  3. While I am not an expert I think I agree with your thoughts about an imbalance in hormones maybe a root to why someone might be a crossdresser or transgender. The more we learn about ourselves and from each other may help for a clear picture of who we are and maybe why. Our bodies develop in certain ways because of our hormonal make up. A boy with breasts may question his maleness or others may question it to make him wonder am I really a "he", is it an imbalance some how that causes this that with our society also questioning "him" that he may wonder if "am I a male or really a girl?" You have worked with and along side of both the transgendered and the crossdresser, is there a difference, what is the sameness, your articles help so many to think about why they are the person they are without feelings of guilt or shame. Please continue to look for answers by asking good questions. And continue to allow us to learn more about ourselves in both a serious way and with a good laugh once in awhile.

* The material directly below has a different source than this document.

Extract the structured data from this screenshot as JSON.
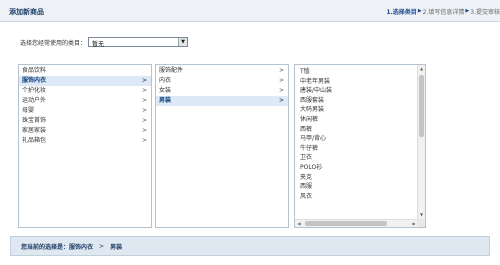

  4. Perhaps you should look into the topic of Chimera. I have patches of skin on my body that are devoid of hair and quite smooth. My wife says that they are my female skin.
    A chimera is an individual where two fertilized eggs merge into one zygote. there is a famous case in the. UK where divorce and child support issues led to a DNA test. When the results came back the woman's doctor, who had been present at the birth of the child, told her that the ex-husband was the father, but she was not the mother. Apparently, her ovaries belonged to a twin sister.
    The whole topic is fascinating, and for me is a possible explanation for my dysphoria.
    While not common, chimera are known across the animal kingdom.

  5. From my personal point of view, I do not believe that there is a single cause. Everything must influence to a greater or lesser extent. I also believe that our decision to be (or not to be) someone in particular greatly influences the outcome, as well as what motivated us to make that momentous decision.

  6. Hormones are a very powerful thing. It makes us who we are. I have had a hormonal imbalance for many years. It does funny things to the mind and body😃

  7. I really think you may be on to something. I am involved with a group of 60-70 year old crossdressers, many of whom (myself included) did not get back into it until later in life. One explanation we have theorized is that as we age our testosterone levels dramatically decrease (a documented fact) while the estrogen in our systems either remain the same or increase slightly. While I am not a proponent of either 'nature' or 'nurture' hormonal levels is one plausible explanation.

  8. I do not think we will get much sympathy from wives or sweethearts if we try to blame our interest and behaviour on our hormones